What started it was a book he wrote with Robert Waterman, then a colleague at the international consulting firm McKinsey & Co. When it first appeared, in 1982, In Search of Excellence failed to make much of an impact. But it eventually captured the imagination of an America that was in an introspective mood as a result of its industry being bested by the Japanese - for the simple reason that it offered some hope.

Never mind that few writers would create such a hostage to fortune as to hold up a bunch of companies as examples of US excellence. In effect, it started the trend for concentrating on people over complex analysis. Unfortunately, perhaps, it also made it fashionable for gurus to come up with obvious truths.

Though Waterman later went on to write more academic books, the pair's influence can be seen in a good proportion of the management books that have appeared since. And just as theories go in and out of fashion, so do companies. As is now well known, many of the "excellence" companies almost inevitably soon fell from grace, but many are now reappearing in the management texts. Peters' reaction is to say: "The eight principles of In Search of Excellence have survived intact. Just the companies haven't." Fine. But, as Stuart Crainer points out in his entertaining biography Corporate Man to Corporate Skunk, the principles are "all-embracing truisms" that raise more questions than answers.

Though the book has made Peters a fair amount of cash through selling six million-odd copies over the years, he has really made his money on the stump. Executives still pay thousands of pounds to hear him froth and rage at his seminars on the importance of getting close to your customers. There is no doubting the role Peters has played in bringing business into the mainstream - and in making it possible for all kinds of people with a good patter to earn a lot of money on the conference circuit.

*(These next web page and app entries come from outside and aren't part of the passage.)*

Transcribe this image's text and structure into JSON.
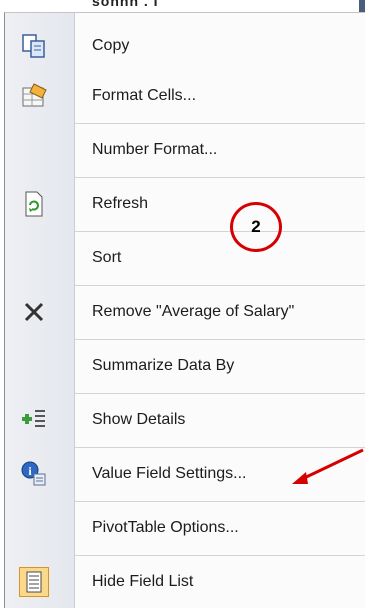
{
  "header": {
    "cut_text": "sonnn . I"
  },
  "menu": {
    "items": [
      {
        "label": "Copy",
        "icon": "copy-icon"
      },
      {
        "label": "Format Cells...",
        "icon": "format-cells-icon"
      },
      {
        "label": "Number Format...",
        "icon": ""
      },
      {
        "label": "Refresh",
        "icon": "refresh-icon"
      },
      {
        "label": "Sort",
        "icon": ""
      },
      {
        "label": "Remove \"Average of Salary\"",
        "icon": "remove-x-icon"
      },
      {
        "label": "Summarize Data By",
        "icon": ""
      },
      {
        "label": "Show Details",
        "icon": "show-details-icon"
      },
      {
        "label": "Value Field Settings...",
        "icon": "value-field-settings-icon"
      },
      {
        "label": "PivotTable Options...",
        "icon": ""
      },
      {
        "label": "Hide Field List",
        "icon": "field-list-icon"
      }
    ]
  },
  "annotation": {
    "callout_number": "2"
  },
  "colors": {
    "callout_red": "#d60000",
    "gutter": "#e9ecf1",
    "accent_orange": "#f4b44a"
  }
}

Crainer's examination of the many contradictions behind the man - who is now almost a metaphor for confusion in business circles - is unlikely to halt these developments. But he has done a lot to explain the context in which Peters and a generation of wannabes have developed.

q Corporate Man to Corporate Skunk by Stuart Crainer is published by Capstone at pounds 18.99